* **WORK INSTRUCTIONS**:
Only the lines holding "packtvirtual" are wanted here; copy each from the listing.

BEGIN

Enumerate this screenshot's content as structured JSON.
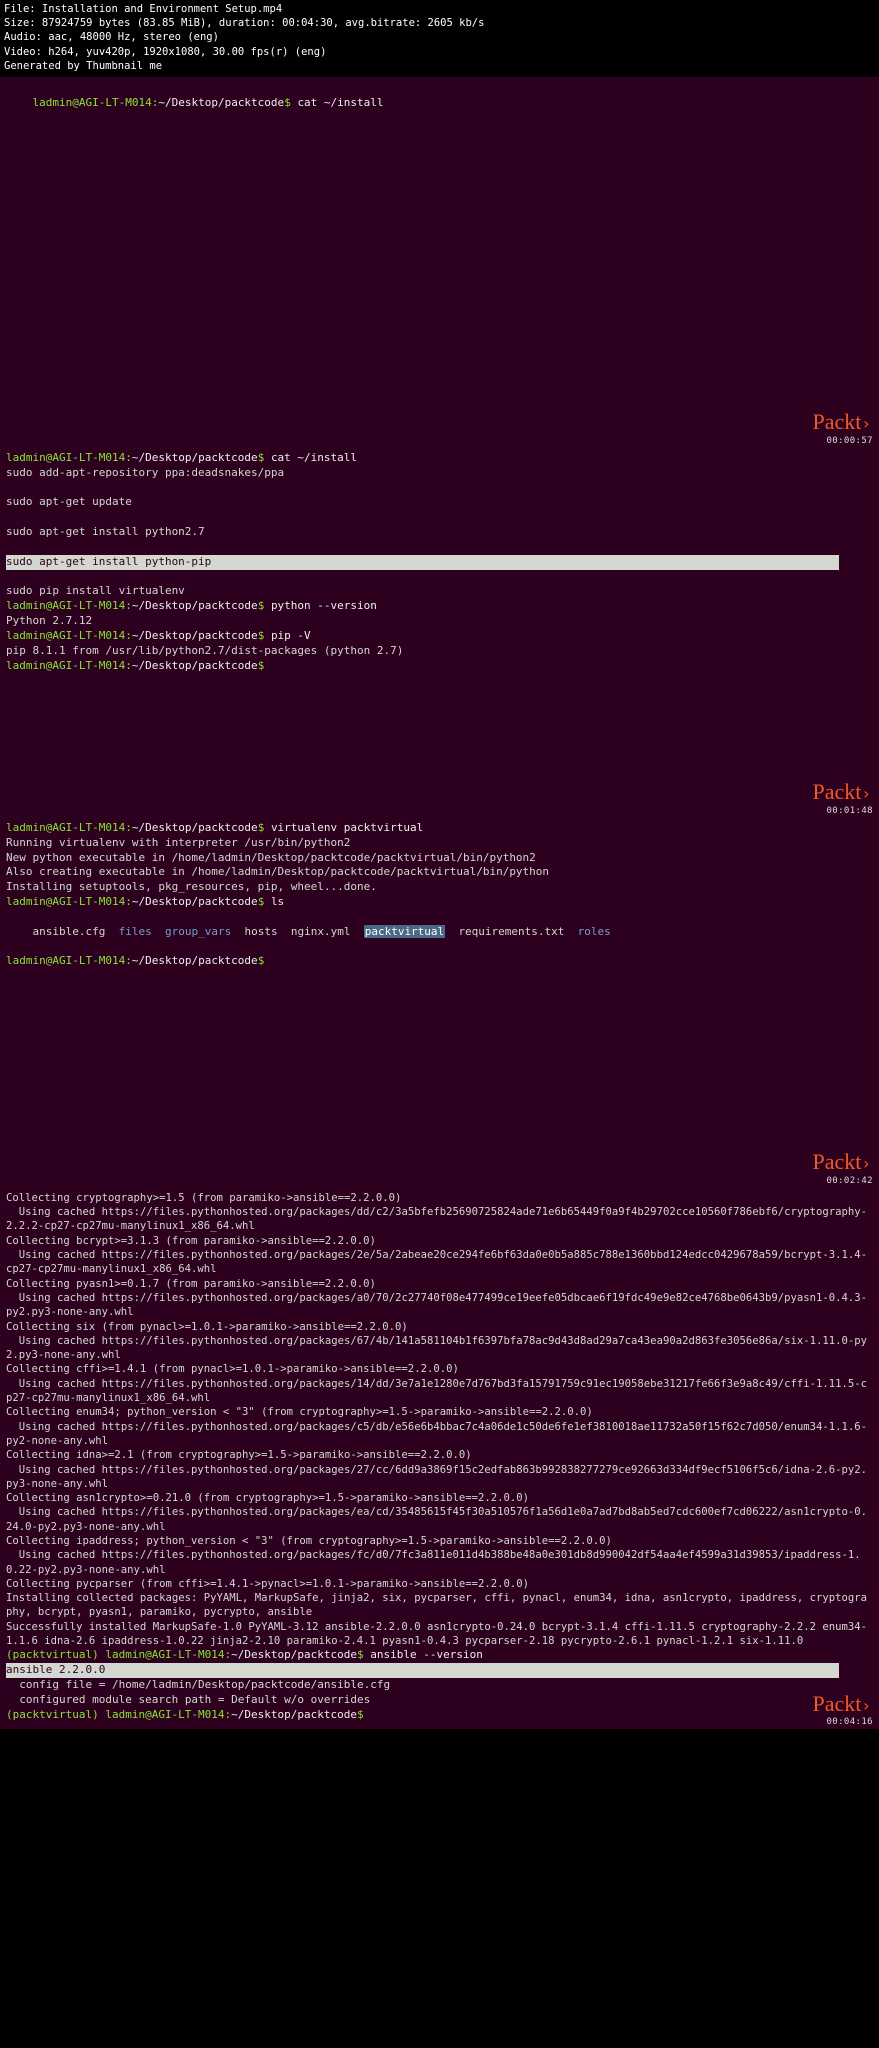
{
  "header": {
    "l1": "File: Installation and Environment Setup.mp4",
    "l2": "Size: 87924759 bytes (83.85 MiB), duration: 00:04:30, avg.bitrate: 2605 kb/s",
    "l3": "Audio: aac, 48000 Hz, stereo (eng)",
    "l4": "Video: h264, yuv420p, 1920x1080, 30.00 fps(r) (eng)",
    "l5": "Generated by Thumbnail me"
  },
  "brand": "Packt",
  "brand_arrow": "›",
  "colors": {
    "terminal_bg": "#2c001e",
    "prompt": "#8ae234",
    "dir": "#729fcf",
    "brand": "#f05a28"
  },
  "frame1": {
    "prompt_user": "ladmin@AGI-LT-M014:",
    "prompt_path": "~/Desktop/packtcode",
    "prompt_sym": "$ ",
    "cmd": "cat ~/install",
    "ts": "00:00:57"
  },
  "frame2": {
    "l1_prompt_user": "ladmin@AGI-LT-M014:",
    "l1_prompt_path": "~/Desktop/packtcode",
    "l1_prompt_sym": "$ ",
    "l1_cmd": "cat ~/install",
    "l2": "sudo add-apt-repository ppa:deadsnakes/ppa",
    "l4": "sudo apt-get update",
    "l6": "sudo apt-get install python2.7",
    "l8_hl": "sudo apt-get install python-pip",
    "l10": "sudo pip install virtualenv",
    "l11_prompt_user": "ladmin@AGI-LT-M014:",
    "l11_prompt_path": "~/Desktop/packtcode",
    "l11_prompt_sym": "$ ",
    "l11_cmd": "python --version",
    "l12": "Python 2.7.12",
    "l13_prompt_user": "ladmin@AGI-LT-M014:",
    "l13_prompt_path": "~/Desktop/packtcode",
    "l13_prompt_sym": "$ ",
    "l13_cmd": "pip -V",
    "l14": "pip 8.1.1 from /usr/lib/python2.7/dist-packages (python 2.7)",
    "l15_prompt_user": "ladmin@AGI-LT-M014:",
    "l15_prompt_path": "~/Desktop/packtcode",
    "l15_prompt_sym": "$",
    "ts": "00:01:48"
  },
  "frame3": {
    "l1_prompt_user": "ladmin@AGI-LT-M014:",
    "l1_prompt_path": "~/Desktop/packtcode",
    "l1_prompt_sym": "$ ",
    "l1_cmd": "virtualenv packtvirtual",
    "l2": "Running virtualenv with interpreter /usr/bin/python2",
    "l3": "New python executable in /home/ladmin/Desktop/packtcode/packtvirtual/bin/python2",
    "l4": "Also creating executable in /home/ladmin/Desktop/packtcode/packtvirtual/bin/python",
    "l5": "Installing setuptools, pkg_resources, pip, wheel...done.",
    "l6_prompt_user": "ladmin@AGI-LT-M014:",
    "l6_prompt_path": "~/Desktop/packtcode",
    "l6_prompt_sym": "$ ",
    "l6_cmd": "ls",
    "ls_ansible": "ansible.cfg",
    "ls_files": "files",
    "ls_gv": "group_vars",
    "ls_hosts": "hosts",
    "ls_nginx": "nginx.yml",
    "ls_pv": "packtvirtual",
    "ls_req": "requirements.txt",
    "ls_roles": "roles",
    "l8_prompt_user": "ladmin@AGI-LT-M014:",
    "l8_prompt_path": "~/Desktop/packtcode",
    "l8_prompt_sym": "$ ",
    "ts": "00:02:42"
  },
  "frame4": {
    "body": "Collecting cryptography>=1.5 (from paramiko->ansible==2.2.0.0)\n  Using cached https://files.pythonhosted.org/packages/dd/c2/3a5bfefb25690725824ade71e6b65449f0a9f4b29702cce10560f786ebf6/cryptography-2.2.2-cp27-cp27mu-manylinux1_x86_64.whl\nCollecting bcrypt>=3.1.3 (from paramiko->ansible==2.2.0.0)\n  Using cached https://files.pythonhosted.org/packages/2e/5a/2abeae20ce294fe6bf63da0e0b5a885c788e1360bbd124edcc0429678a59/bcrypt-3.1.4-cp27-cp27mu-manylinux1_x86_64.whl\nCollecting pyasn1>=0.1.7 (from paramiko->ansible==2.2.0.0)\n  Using cached https://files.pythonhosted.org/packages/a0/70/2c27740f08e477499ce19eefe05dbcae6f19fdc49e9e82ce4768be0643b9/pyasn1-0.4.3-py2.py3-none-any.whl\nCollecting six (from pynacl>=1.0.1->paramiko->ansible==2.2.0.0)\n  Using cached https://files.pythonhosted.org/packages/67/4b/141a581104b1f6397bfa78ac9d43d8ad29a7ca43ea90a2d863fe3056e86a/six-1.11.0-py2.py3-none-any.whl\nCollecting cffi>=1.4.1 (from pynacl>=1.0.1->paramiko->ansible==2.2.0.0)\n  Using cached https://files.pythonhosted.org/packages/14/dd/3e7a1e1280e7d767bd3fa15791759c91ec19058ebe31217fe66f3e9a8c49/cffi-1.11.5-cp27-cp27mu-manylinux1_x86_64.whl\nCollecting enum34; python_version < \"3\" (from cryptography>=1.5->paramiko->ansible==2.2.0.0)\n  Using cached https://files.pythonhosted.org/packages/c5/db/e56e6b4bbac7c4a06de1c50de6fe1ef3810018ae11732a50f15f62c7d050/enum34-1.1.6-py2-none-any.whl\nCollecting idna>=2.1 (from cryptography>=1.5->paramiko->ansible==2.2.0.0)\n  Using cached https://files.pythonhosted.org/packages/27/cc/6dd9a3869f15c2edfab863b992838277279ce92663d334df9ecf5106f5c6/idna-2.6-py2.py3-none-any.whl\nCollecting asn1crypto>=0.21.0 (from cryptography>=1.5->paramiko->ansible==2.2.0.0)\n  Using cached https://files.pythonhosted.org/packages/ea/cd/35485615f45f30a510576f1a56d1e0a7ad7bd8ab5ed7cdc600ef7cd06222/asn1crypto-0.24.0-py2.py3-none-any.whl\nCollecting ipaddress; python_version < \"3\" (from cryptography>=1.5->paramiko->ansible==2.2.0.0)\n  Using cached https://files.pythonhosted.org/packages/fc/d0/7fc3a811e011d4b388be48a0e301db8d990042df54aa4ef4599a31d39853/ipaddress-1.0.22-py2.py3-none-any.whl\nCollecting pycparser (from cffi>=1.4.1->pynacl>=1.0.1->paramiko->ansible==2.2.0.0)\nInstalling collected packages: PyYAML, MarkupSafe, jinja2, six, pycparser, cffi, pynacl, enum34, idna, asn1crypto, ipaddress, cryptography, bcrypt, pyasn1, paramiko, pycrypto, ansible\nSuccessfully installed MarkupSafe-1.0 PyYAML-3.12 ansible-2.2.0.0 asn1crypto-0.24.0 bcrypt-3.1.4 cffi-1.11.5 cryptography-2.2.2 enum34-1.1.6 idna-2.6 ipaddress-1.0.22 jinja2-2.10 paramiko-2.4.1 pyasn1-0.4.3 pycparser-2.18 pycrypto-2.6.1 pynacl-1.2.1 six-1.11.0",
    "pv_prompt": "(packtvirtual) ladmin@AGI-LT-M014:",
    "pv_path": "~/Desktop/packtcode",
    "pv_sym": "$ ",
    "pv_cmd": "ansible --version",
    "ver_hl": "ansible 2.2.0.0",
    "ver_l2": "  config file = /home/ladmin/Desktop/packtcode/ansible.cfg",
    "ver_l3": "  configured module search path = Default w/o overrides",
    "pv2_prompt": "(packtvirtual) ladmin@AGI-LT-M014:",
    "pv2_path": "~/Desktop/packtcode",
    "pv2_sym": "$",
    "ts": "00:04:16"
  }
}
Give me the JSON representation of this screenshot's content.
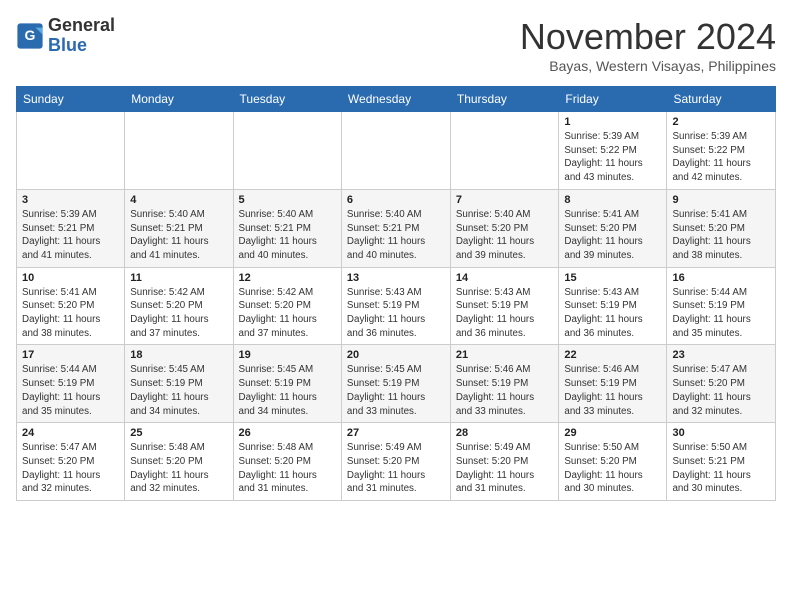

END

* **YOUR RESPONSE**:
    "l1_cmd": "virtualenv packtvirtual",
    "l3": "New python executable in /home/ladmin/Desktop/packtcode/packtvirtual/bin/python2",
    "l4": "Also creating executable in /home/ladmin/Desktop/packtcode/packtvirtual/bin/python",
    "ls_pv": "packtvirtual",
    "pv_prompt": "(packtvirtual) ladmin@AGI-LT-M014:",
    "pv2_prompt": "(packtvirtual) ladmin@AGI-LT-M014:",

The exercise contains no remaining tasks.